The first official FCC hearing on media consolidation happens tomorrow in LA with all five commissioners. We are pushing as hard as we can to get people out. Info at Free Press' campaign site. The FCC will stream audio of the hearing at www.fcc.gov.
I've always disliked you since you dismissed Mr. Nader as Bush's lapdog.
I'm glad you're a loser who will never amount to a hill of beans.
Bad Luck in all your endeavors.
Like paying taxes, I wish at times there were mandatory, required readings for every American adult of voting age. Many works come to mind but as our great nation hangs on the precipice of the ditch 'W" and his gang have run us towards, The Nation's piece "The Revolt of the Generals" would certainly top my current list. Anyone, regardless of how hard-core their ignorance and how blind their loyalty, who could not read what America's finest military minds are now saying about the Iraq disaster and not be swayed, I can't even fathom. I especially relished the statement that the military plays the accountability game for "keeps". It is one reason to hold out hope that perhaps ruinous clowns like Rumsfeld and Cheney will someday down the road squirm like guilty little dogs under intense and viscious scrutiny by Congress and the aformentioned generals. This country as a united whole could take no more a positive step than to admit to the world that we were duped by these criminals and we are now ready to set things right, beginning with talking to the Iranians. Just like Russia, China, Germany and France, who wisely counseled us against such a stupid and disastrous endeavour, the Iranians represent an ancient and wise civilization, and it would be more than prudent for our beligerent and belicose government to at least listen to their concerns.
Long a secret, guilty pleasure of mine, it was great to see Sal's review of the reissue of three of my favorite ELO albums. I use "album" purposely as I have owned these three records in every format save 8-track: vinyl, cassette, CD and digital (iTunes download).
These three discs are a snapshot into concept rock and the early 1970s when it seemed anything was possible in rock. They also remind me of long hair and long summer nights; but that's a different story altogether.
Although not part of the reissue, Sal could have also mentioned the album that was probably the pinnacle of ELO's concept album work, Eldorado.
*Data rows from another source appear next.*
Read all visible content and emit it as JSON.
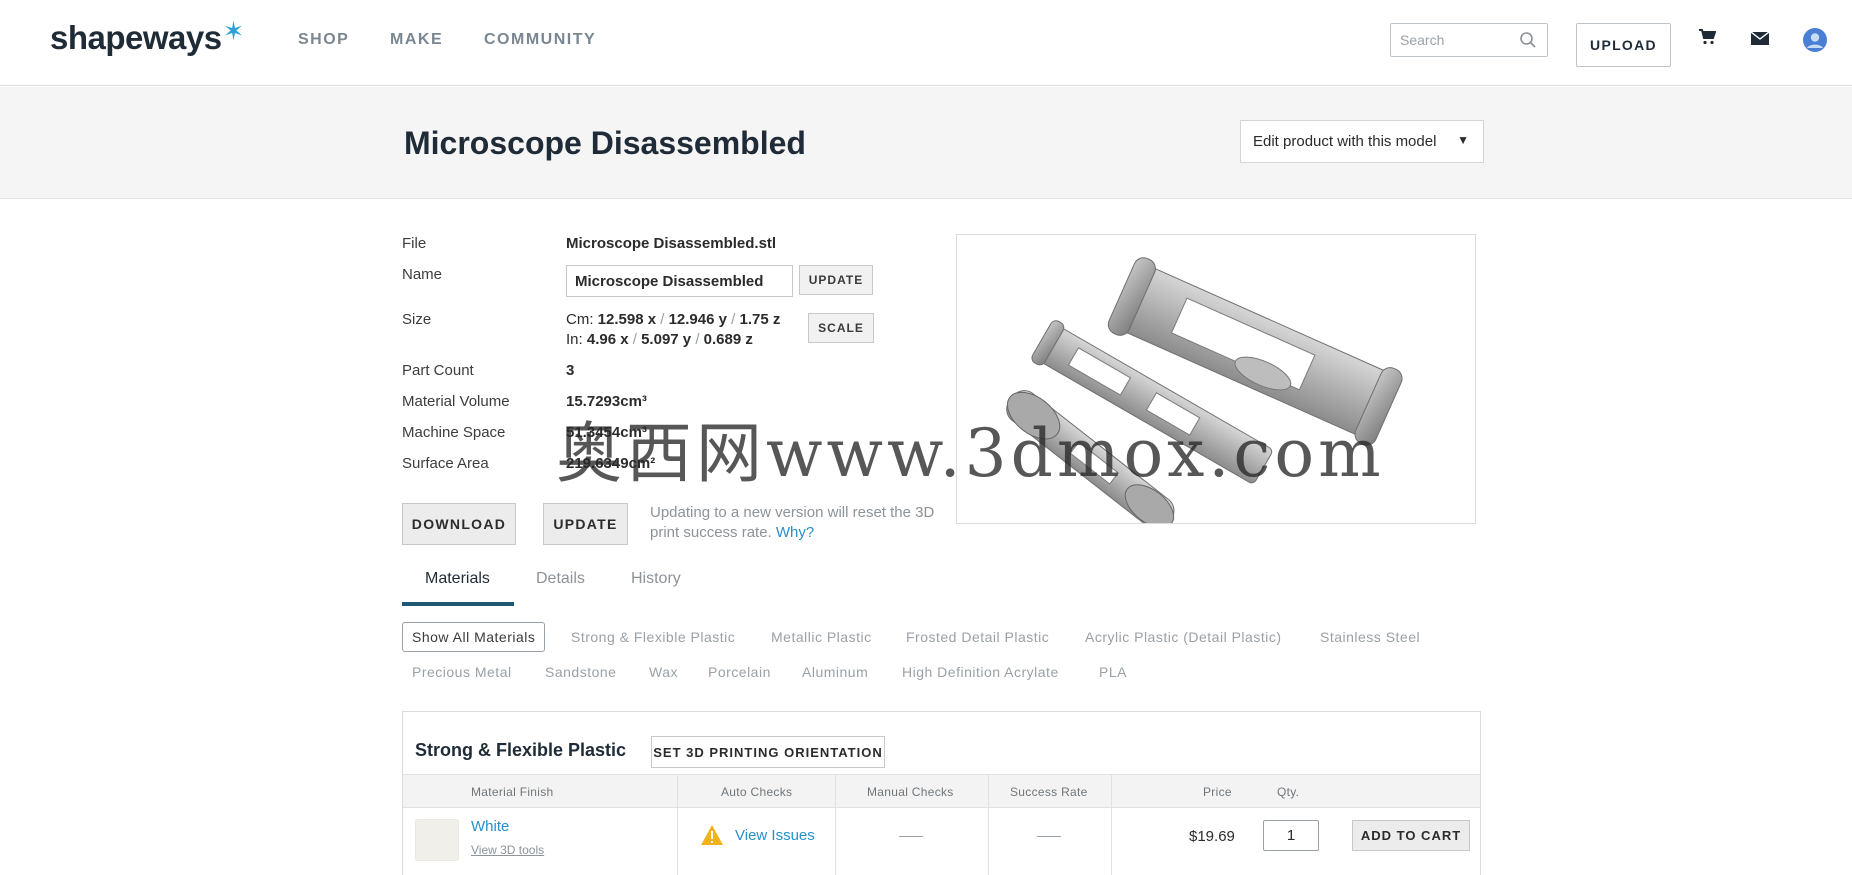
{
  "header": {
    "logo": "shapeways",
    "logo_mark": "✶",
    "nav": [
      "SHOP",
      "MAKE",
      "COMMUNITY"
    ],
    "search_placeholder": "Search",
    "upload_label": "UPLOAD",
    "icons": [
      "cart-icon",
      "mail-icon",
      "account-icon"
    ]
  },
  "title_band": {
    "title": "Microscope Disassembled",
    "edit_select": "Edit product with this model"
  },
  "model_info": {
    "file_label": "File",
    "file_value": "Microscope Disassembled.stl",
    "name_label": "Name",
    "name_value": "Microscope Disassembled",
    "name_update": "UPDATE",
    "size_label": "Size",
    "size_cm_prefix": "Cm:",
    "size_cm_x": "12.598 x",
    "size_cm_y": "12.946 y",
    "size_cm_z": "1.75 z",
    "size_in_prefix": "In:",
    "size_in_x": "4.96 x",
    "size_in_y": "5.097 y",
    "size_in_z": "0.689 z",
    "scale_label": "SCALE",
    "part_count_label": "Part Count",
    "part_count_value": "3",
    "material_volume_label": "Material Volume",
    "material_volume_value": "15.7293cm³",
    "machine_space_label": "Machine Space",
    "machine_space_value": "51.3454cm³",
    "surface_area_label": "Surface Area",
    "surface_area_value": "219.6349cm²"
  },
  "actions": {
    "download": "DOWNLOAD",
    "update": "UPDATE",
    "note": "Updating to a new version will reset the 3D print success rate.",
    "why": "Why?"
  },
  "watermark": "奥西网www.3dmox.com",
  "tabs": [
    "Materials",
    "Details",
    "History"
  ],
  "material_filters": {
    "row1": [
      "Show All Materials",
      "Strong & Flexible Plastic",
      "Metallic Plastic",
      "Frosted Detail Plastic",
      "Acrylic Plastic (Detail Plastic)",
      "Stainless Steel"
    ],
    "row2": [
      "Precious Metal",
      "Sandstone",
      "Wax",
      "Porcelain",
      "Aluminum",
      "High Definition Acrylate",
      "PLA"
    ]
  },
  "material_table": {
    "title": "Strong & Flexible Plastic",
    "orientation_btn": "SET 3D PRINTING ORIENTATION",
    "headers": [
      "Material Finish",
      "Auto Checks",
      "Manual Checks",
      "Success Rate",
      "Price",
      "Qty."
    ],
    "rows": [
      {
        "finish": "White",
        "tools_link": "View 3D tools",
        "auto_checks": "View Issues",
        "manual_checks": "—",
        "success_rate": "—",
        "price": "$19.69",
        "qty": "1",
        "add_to_cart": "ADD TO CART"
      }
    ]
  }
}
Reissued a couple of years back completely digitally remastered, it's a tour de force of a rock opera.